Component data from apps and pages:
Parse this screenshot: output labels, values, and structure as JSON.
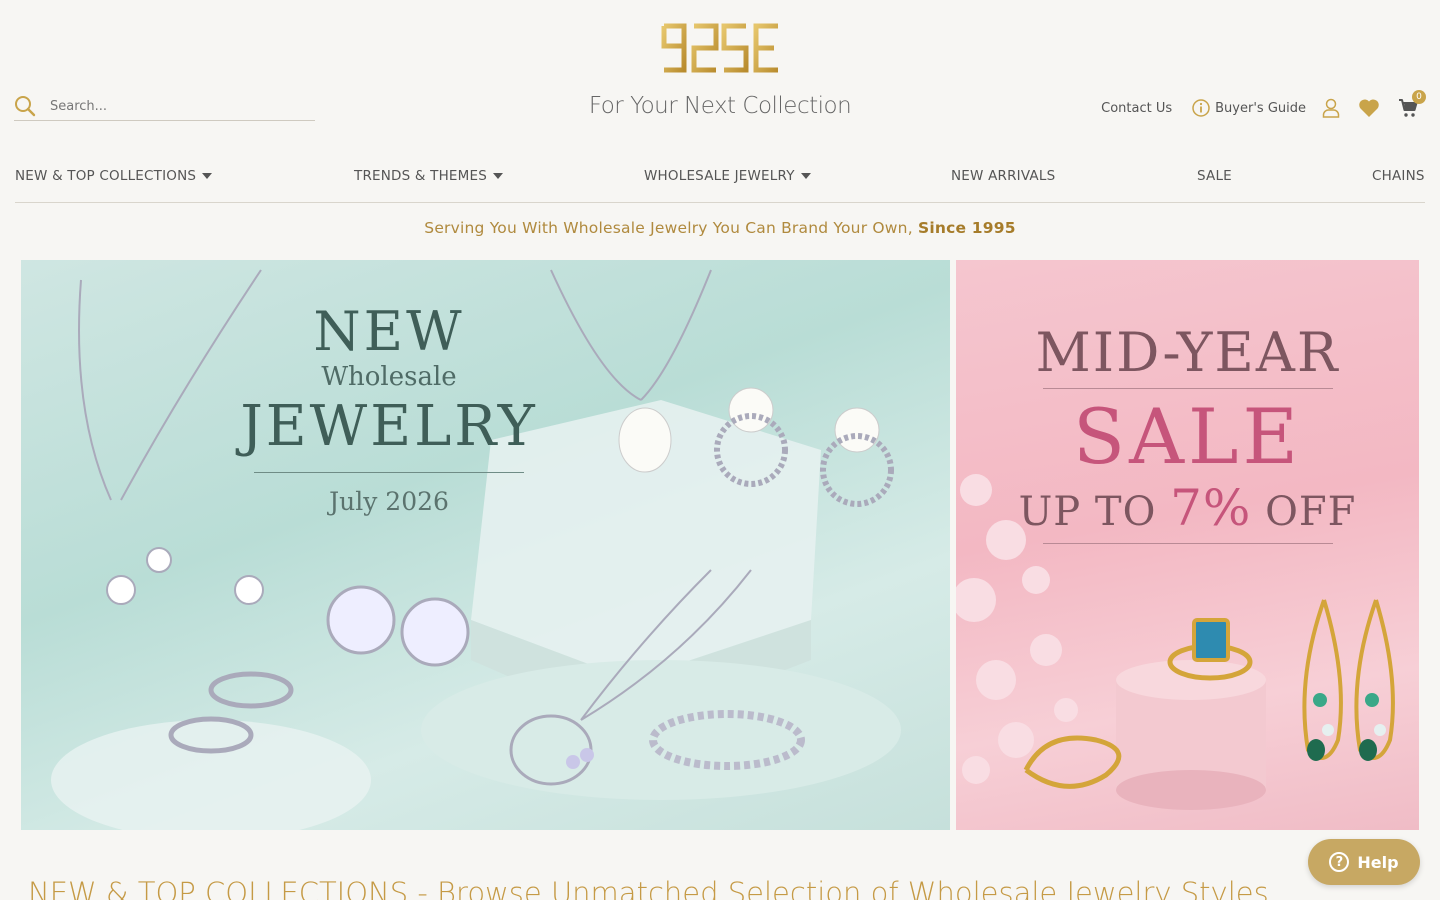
{
  "header": {
    "logo_text": "925E",
    "tagline": "For Your Next Collection",
    "search_placeholder": "Search...",
    "contact_label": "Contact Us",
    "buyers_guide_label": "Buyer's Guide",
    "cart_count": "0"
  },
  "nav": {
    "items": [
      {
        "label": "NEW & TOP COLLECTIONS"
      },
      {
        "label": "TRENDS & THEMES"
      },
      {
        "label": "WHOLESALE JEWELRY"
      },
      {
        "label": "NEW ARRIVALS"
      },
      {
        "label": "SALE"
      },
      {
        "label": "CHAINS"
      }
    ]
  },
  "promo": {
    "text": "Serving You With Wholesale Jewelry You Can Brand Your Own, ",
    "emphasis": "Since 1995"
  },
  "banner_left": {
    "line1": "NEW",
    "line2": "Wholesale",
    "line3": "JEWELRY",
    "date": "July 2026"
  },
  "banner_right": {
    "line1": "MID-YEAR",
    "line2": "SALE",
    "line3_prefix": "UP TO ",
    "line3_value": "7%",
    "line3_suffix": " OFF"
  },
  "section": {
    "heading": "NEW & TOP COLLECTIONS - Browse Unmatched Selection of Wholesale Jewelry Styles"
  },
  "help": {
    "label": "Help"
  },
  "colors": {
    "gold": "#c9a44a",
    "background": "#f7f6f3"
  }
}
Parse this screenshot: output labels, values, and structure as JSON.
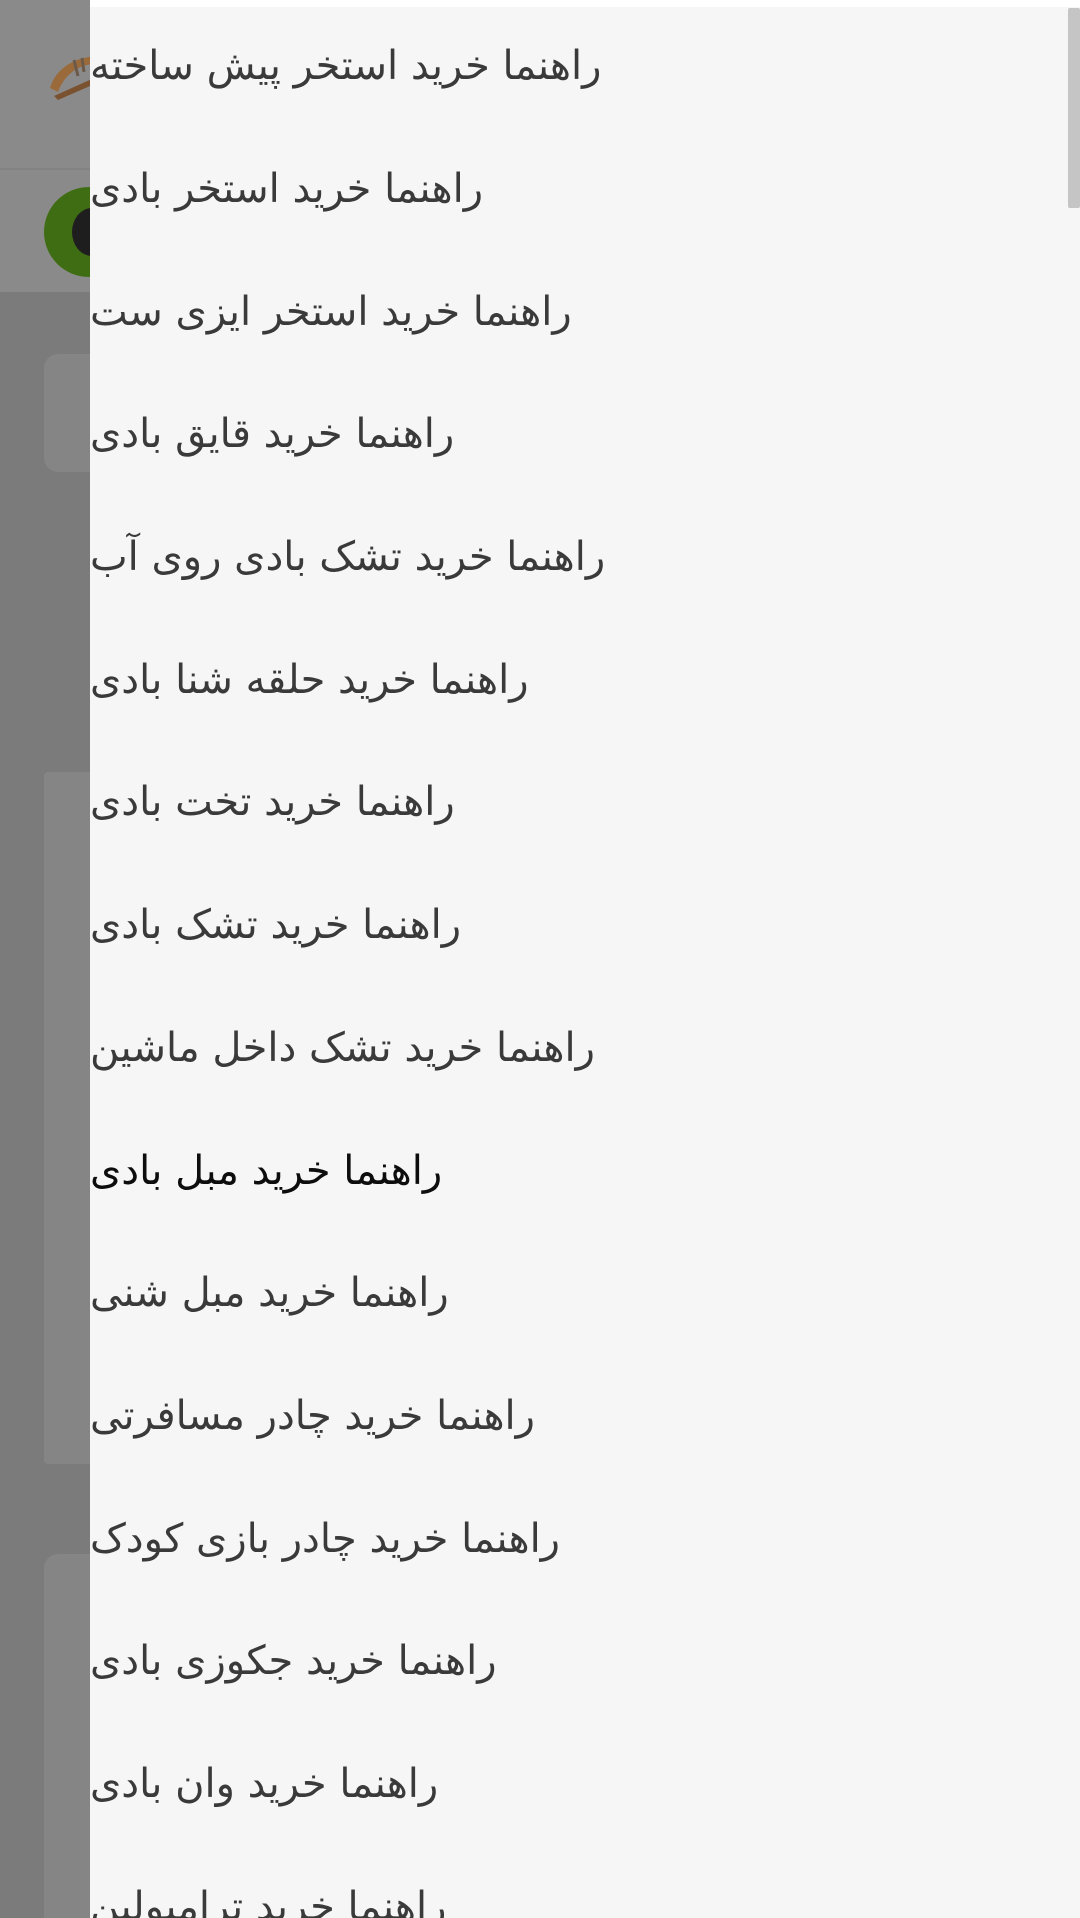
{
  "drawer": {
    "items": [
      {
        "label": "راهنما خرید استخر پیش ساخته"
      },
      {
        "label": "راهنما خرید استخر بادی"
      },
      {
        "label": "راهنما خرید استخر ایزی ست"
      },
      {
        "label": "راهنما خرید قایق بادی"
      },
      {
        "label": "راهنما خرید تشک بادی روی آب"
      },
      {
        "label": "راهنما خرید حلقه شنا بادی"
      },
      {
        "label": "راهنما خرید تخت بادی"
      },
      {
        "label": "راهنما خرید تشک بادی"
      },
      {
        "label": "راهنما خرید تشک داخل ماشین"
      },
      {
        "label": "راهنما خرید مبل بادی"
      },
      {
        "label": "راهنما خرید مبل شنی"
      },
      {
        "label": "راهنما خرید چادر مسافرتی"
      },
      {
        "label": "راهنما خرید چادر بازی کودک"
      },
      {
        "label": "راهنما خرید جکوزی بادی"
      },
      {
        "label": "راهنما خرید وان بادی"
      },
      {
        "label": "راهنما خرید ترامپولین"
      }
    ]
  },
  "colors": {
    "drawer_background": "#f6f6f6",
    "overlay": "#7b7b7b",
    "text": "#3a3a3a",
    "avatar": "#3f6d14"
  }
}
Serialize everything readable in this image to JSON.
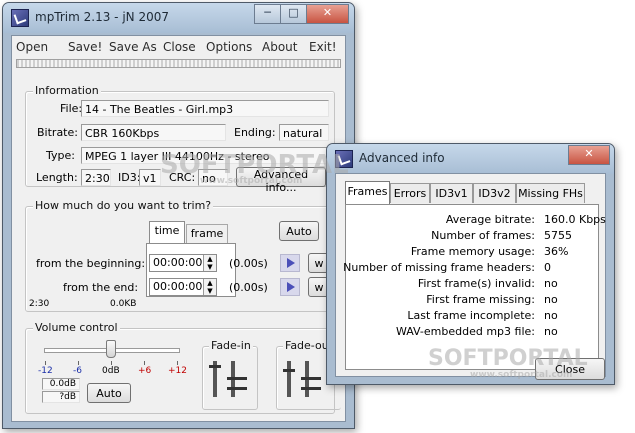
{
  "main_window": {
    "title": "mpTrim 2.13 - jN 2007",
    "caption_minimize": "─",
    "caption_maximize": "□",
    "caption_close": "✕",
    "menu": [
      "Open",
      "Save!",
      "Save As",
      "Close",
      "Options",
      "About",
      "Exit!"
    ],
    "information": {
      "legend": "Information",
      "file_label": "File:",
      "file_value": "14 - The Beatles - Girl.mp3",
      "bitrate_label": "Bitrate:",
      "bitrate_value": "CBR 160Kbps",
      "ending_label": "Ending:",
      "ending_value": "natural",
      "type_label": "Type:",
      "type_value": "MPEG 1 layer III 44100Hz - stereo",
      "length_label": "Length:",
      "length_value": "2:30",
      "id3_label": "ID3:",
      "id3_value": "v1",
      "crc_label": "CRC:",
      "crc_value": "no",
      "advanced_button": "Advanced info..."
    },
    "trim": {
      "legend": "How much do you want to trim?",
      "tabs": [
        "time",
        "frame"
      ],
      "auto_button": "Auto",
      "beginning_label": "from the beginning:",
      "beginning_value": "00:00:00",
      "beginning_seconds": "(0.00s)",
      "end_label": "from the end:",
      "end_value": "00:00:00",
      "end_seconds": "(0.00s)",
      "side_button_label": "w",
      "footer_length": "2:30",
      "footer_size": "0.0KB"
    },
    "volume": {
      "legend": "Volume control",
      "scale": [
        "-12",
        "-6",
        "0dB",
        "+6",
        "+12"
      ],
      "level": 0.5,
      "gain_value": "0.0dB",
      "peak_value": "?dB",
      "auto_button": "Auto",
      "fade_in_legend": "Fade-in",
      "fade_out_legend": "Fade-out"
    }
  },
  "advanced_dialog": {
    "title": "Advanced info",
    "tabs": [
      "Frames",
      "Errors",
      "ID3v1",
      "ID3v2",
      "Missing FHs"
    ],
    "rows": [
      {
        "label": "Average bitrate:",
        "value": "160.0 Kbps"
      },
      {
        "label": "Number of frames:",
        "value": "5755"
      },
      {
        "label": "Frame memory usage:",
        "value": "36%"
      },
      {
        "label": "Number of missing frame headers:",
        "value": "0"
      },
      {
        "label": "First frame(s) invalid:",
        "value": "no"
      },
      {
        "label": "First frame missing:",
        "value": "no"
      },
      {
        "label": "Last frame incomplete:",
        "value": "no"
      },
      {
        "label": "WAV-embedded mp3 file:",
        "value": "no"
      }
    ],
    "close_button": "Close"
  },
  "watermark": {
    "brand": "SOFTPORTAL",
    "url": "www.softportal.com"
  },
  "colors": {
    "window_frame": "#a9bcd0",
    "client_bg": "#f0f0f0",
    "play_arrow": "#4b4fb8",
    "scale_red": "#c00000",
    "scale_blue": "#1a2ea8"
  }
}
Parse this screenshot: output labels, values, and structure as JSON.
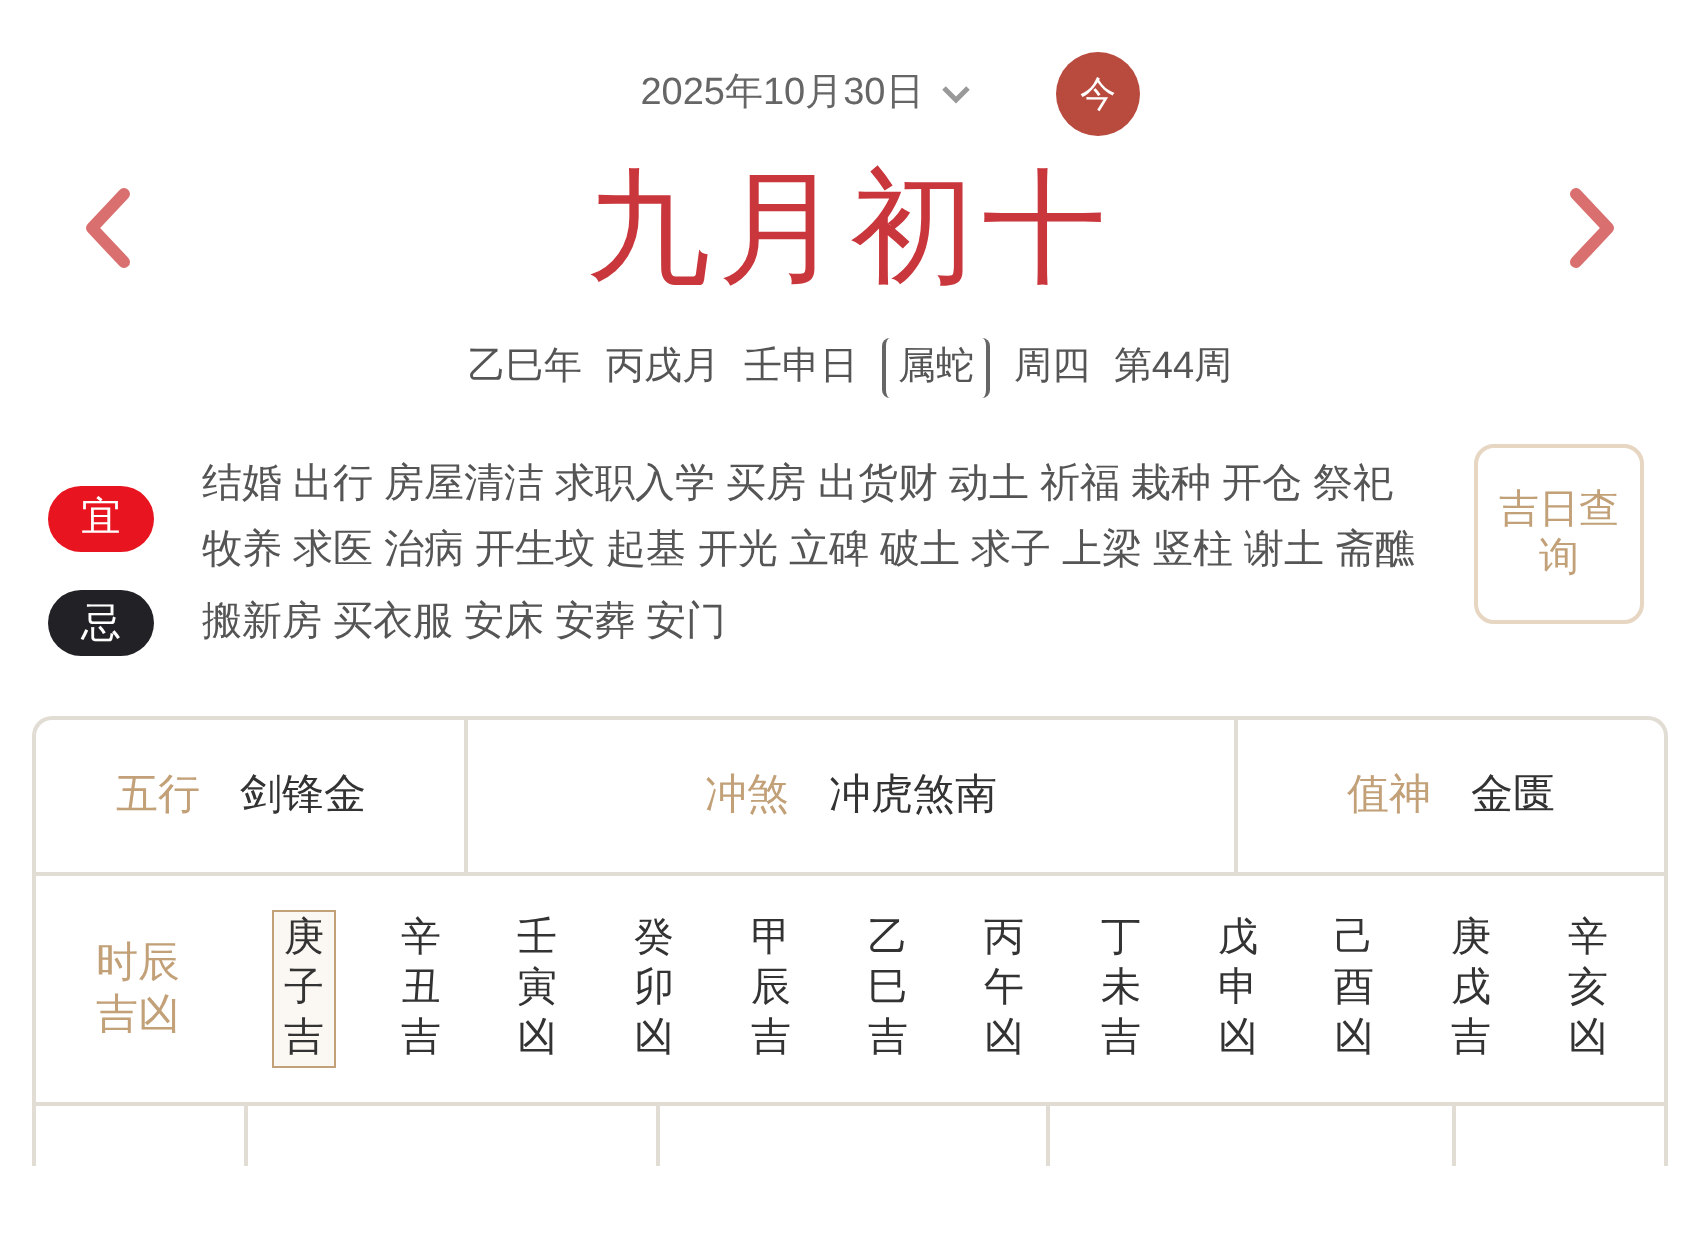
{
  "date_picker": {
    "value": "2025年10月30日"
  },
  "today_button": "今",
  "lunar_date": "九月初十",
  "ganzhi": [
    {
      "text": "乙巳年",
      "kind": "plain"
    },
    {
      "text": "丙戌月",
      "kind": "plain"
    },
    {
      "text": "壬申日",
      "kind": "plain"
    },
    {
      "text": "属蛇",
      "kind": "bracket"
    },
    {
      "text": "周四",
      "kind": "plain"
    },
    {
      "text": "第44周",
      "kind": "plain"
    }
  ],
  "suitable": {
    "label": "宜",
    "items": [
      "结婚",
      "出行",
      "房屋清洁",
      "求职入学",
      "买房",
      "出货财",
      "动土",
      "祈福",
      "栽种",
      "开仓",
      "祭祀",
      "牧养",
      "求医",
      "治病",
      "开生坟",
      "起基",
      "开光",
      "立碑",
      "破土",
      "求子",
      "上梁",
      "竖柱",
      "谢土",
      "斋醮"
    ]
  },
  "avoid": {
    "label": "忌",
    "items": [
      "搬新房",
      "买衣服",
      "安床",
      "安葬",
      "安门"
    ]
  },
  "lucky_day_button": "吉日查询",
  "info": [
    {
      "label": "五行",
      "value": "剑锋金"
    },
    {
      "label": "冲煞",
      "value": "冲虎煞南"
    },
    {
      "label": "值神",
      "value": "金匮"
    }
  ],
  "hours": {
    "label": "时辰吉凶",
    "items": [
      {
        "text": "庚子吉",
        "selected": true
      },
      {
        "text": "辛丑吉",
        "selected": false
      },
      {
        "text": "壬寅凶",
        "selected": false
      },
      {
        "text": "癸卯凶",
        "selected": false
      },
      {
        "text": "甲辰吉",
        "selected": false
      },
      {
        "text": "乙巳吉",
        "selected": false
      },
      {
        "text": "丙午凶",
        "selected": false
      },
      {
        "text": "丁未吉",
        "selected": false
      },
      {
        "text": "戊申凶",
        "selected": false
      },
      {
        "text": "己酉凶",
        "selected": false
      },
      {
        "text": "庚戌吉",
        "selected": false
      },
      {
        "text": "辛亥凶",
        "selected": false
      }
    ]
  }
}
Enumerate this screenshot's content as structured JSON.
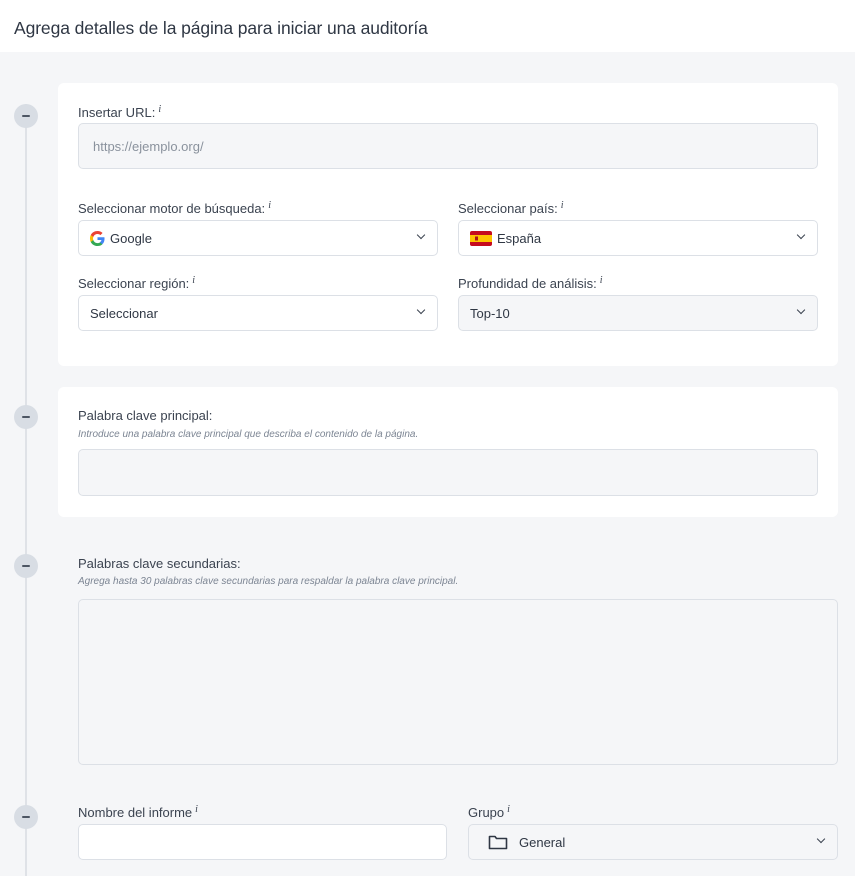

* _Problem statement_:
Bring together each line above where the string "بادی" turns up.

* _Solution below_:
        "label": "راهنما خرید استخر بادی"
        "label": "راهنما خرید قایق بادی"
        "label": "راهنما خرید تشک بادی روی آب"
        "label": "راهنما خرید حلقه شنا بادی"
        "label": "راهنما خرید تخت بادی"
        "label": "راهنما خرید تشک بادی"
        "label": "راهنما خرید مبل بادی"
        "label": "راهنما خرید جکوزی بادی"
        "label": "راهنما خرید وان بادی"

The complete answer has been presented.